===== DATA EXTRACT

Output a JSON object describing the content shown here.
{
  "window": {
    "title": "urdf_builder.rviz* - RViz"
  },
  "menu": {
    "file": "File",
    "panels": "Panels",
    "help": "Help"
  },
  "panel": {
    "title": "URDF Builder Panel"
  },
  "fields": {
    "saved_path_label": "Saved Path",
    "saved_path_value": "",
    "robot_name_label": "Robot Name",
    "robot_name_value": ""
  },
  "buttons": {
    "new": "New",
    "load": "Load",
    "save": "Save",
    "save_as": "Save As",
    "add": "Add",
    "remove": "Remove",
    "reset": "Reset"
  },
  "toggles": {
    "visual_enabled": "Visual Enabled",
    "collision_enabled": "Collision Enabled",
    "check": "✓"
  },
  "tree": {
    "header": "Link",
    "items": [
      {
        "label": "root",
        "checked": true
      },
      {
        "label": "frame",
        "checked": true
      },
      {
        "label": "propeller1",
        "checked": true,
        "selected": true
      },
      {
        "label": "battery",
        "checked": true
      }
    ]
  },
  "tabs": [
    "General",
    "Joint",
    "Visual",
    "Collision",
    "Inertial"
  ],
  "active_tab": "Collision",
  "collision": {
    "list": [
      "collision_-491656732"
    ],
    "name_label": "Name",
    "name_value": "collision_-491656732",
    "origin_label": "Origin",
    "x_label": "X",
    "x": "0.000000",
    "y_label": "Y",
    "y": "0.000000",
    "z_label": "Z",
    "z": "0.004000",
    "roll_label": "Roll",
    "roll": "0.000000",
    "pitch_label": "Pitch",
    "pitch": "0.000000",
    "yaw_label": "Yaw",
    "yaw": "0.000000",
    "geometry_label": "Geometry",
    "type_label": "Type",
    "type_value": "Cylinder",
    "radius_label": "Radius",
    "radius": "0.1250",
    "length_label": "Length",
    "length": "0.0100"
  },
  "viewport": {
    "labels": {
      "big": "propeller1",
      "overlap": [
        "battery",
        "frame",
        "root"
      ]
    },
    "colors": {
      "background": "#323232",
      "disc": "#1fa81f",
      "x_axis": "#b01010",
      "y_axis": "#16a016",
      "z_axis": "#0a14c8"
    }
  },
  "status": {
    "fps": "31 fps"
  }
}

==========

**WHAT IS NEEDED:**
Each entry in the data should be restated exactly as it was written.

**EXPECTED ANSWER:**
Output a JSON object describing the content shown here.
{
  "window": {
    "title": "urdf_builder.rviz* - RViz"
  },
  "menu": {
    "file": "File",
    "panels": "Panels",
    "help": "Help"
  },
  "panel": {
    "title": "URDF Builder Panel"
  },
  "fields": {
    "saved_path_label": "Saved Path",
    "saved_path_value": "",
    "robot_name_label": "Robot Name",
    "robot_name_value": ""
  },
  "buttons": {
    "new": "New",
    "load": "Load",
    "save": "Save",
    "save_as": "Save As",
    "add": "Add",
    "remove": "Remove",
    "reset": "Reset"
  },
  "toggles": {
    "visual_enabled": "Visual Enabled",
    "collision_enabled": "Collision Enabled",
    "check": "✓"
  },
  "tree": {
    "header": "Link",
    "items": [
      {
        "label": "root",
        "checked": true
      },
      {
        "label": "frame",
        "checked": true
      },
      {
        "label": "propeller1",
        "checked": true,
        "selected": true
      },
      {
        "label": "battery",
        "checked": true
      }
    ]
  },
  "tabs": [
    "General",
    "Joint",
    "Visual",
    "Collision",
    "Inertial"
  ],
  "active_tab": "Collision",
  "collision": {
    "list": [
      "collision_-491656732"
    ],
    "name_label": "Name",
    "name_value": "collision_-491656732",
    "origin_label": "Origin",
    "x_label": "X",
    "x": "0.000000",
    "y_label": "Y",
    "y": "0.000000",
    "z_label": "Z",
    "z": "0.004000",
    "roll_label": "Roll",
    "roll": "0.000000",
    "pitch_label": "Pitch",
    "pitch": "0.000000",
    "yaw_label": "Yaw",
    "yaw": "0.000000",
    "geometry_label": "Geometry",
    "type_label": "Type",
    "type_value": "Cylinder",
    "radius_label": "Radius",
    "radius": "0.1250",
    "length_label": "Length",
    "length": "0.0100"
  },
  "viewport": {
    "labels": {
      "big": "propeller1",
      "overlap": [
        "battery",
        "frame",
        "root"
      ]
    },
    "colors": {
      "background": "#323232",
      "disc": "#1fa81f",
      "x_axis": "#b01010",
      "y_axis": "#16a016",
      "z_axis": "#0a14c8"
    }
  },
  "status": {
    "fps": "31 fps"
  }
}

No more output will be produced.